TASK OBJECTIVE: In the material below, some lines carry "Support". Copy each such line.

___ DATASET EXTRACT ___

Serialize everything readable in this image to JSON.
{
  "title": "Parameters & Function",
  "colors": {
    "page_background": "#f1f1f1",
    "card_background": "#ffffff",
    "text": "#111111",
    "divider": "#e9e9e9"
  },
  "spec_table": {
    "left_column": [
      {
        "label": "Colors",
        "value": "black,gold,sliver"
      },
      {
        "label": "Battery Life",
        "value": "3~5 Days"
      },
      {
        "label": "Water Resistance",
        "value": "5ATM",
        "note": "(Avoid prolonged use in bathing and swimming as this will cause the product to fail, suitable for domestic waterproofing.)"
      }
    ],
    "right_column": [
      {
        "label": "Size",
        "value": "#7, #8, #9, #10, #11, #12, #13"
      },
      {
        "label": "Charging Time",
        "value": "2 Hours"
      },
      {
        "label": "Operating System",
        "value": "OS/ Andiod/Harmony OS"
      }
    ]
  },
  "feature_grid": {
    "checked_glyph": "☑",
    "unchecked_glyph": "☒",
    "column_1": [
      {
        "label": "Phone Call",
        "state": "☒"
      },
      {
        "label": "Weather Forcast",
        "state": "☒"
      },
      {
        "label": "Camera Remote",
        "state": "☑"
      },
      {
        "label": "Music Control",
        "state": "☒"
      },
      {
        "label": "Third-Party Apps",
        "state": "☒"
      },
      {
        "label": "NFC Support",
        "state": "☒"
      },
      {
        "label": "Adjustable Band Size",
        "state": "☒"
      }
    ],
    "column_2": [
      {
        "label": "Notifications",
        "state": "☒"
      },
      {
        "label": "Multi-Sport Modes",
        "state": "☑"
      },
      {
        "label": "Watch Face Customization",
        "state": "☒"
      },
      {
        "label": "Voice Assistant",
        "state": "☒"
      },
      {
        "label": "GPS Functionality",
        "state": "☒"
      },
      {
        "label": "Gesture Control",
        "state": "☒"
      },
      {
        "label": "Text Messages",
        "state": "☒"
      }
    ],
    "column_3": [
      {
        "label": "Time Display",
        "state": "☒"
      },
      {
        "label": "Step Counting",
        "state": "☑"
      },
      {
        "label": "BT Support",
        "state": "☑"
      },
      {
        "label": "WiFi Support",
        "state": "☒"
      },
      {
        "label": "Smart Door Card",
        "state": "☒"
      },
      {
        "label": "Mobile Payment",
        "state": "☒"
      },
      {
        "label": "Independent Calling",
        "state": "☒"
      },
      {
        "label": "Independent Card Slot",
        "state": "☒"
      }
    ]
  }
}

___

YOUR SOLUTION:
        "label": "NFC Support",
        "label": "BT Support",
        "label": "WiFi Support",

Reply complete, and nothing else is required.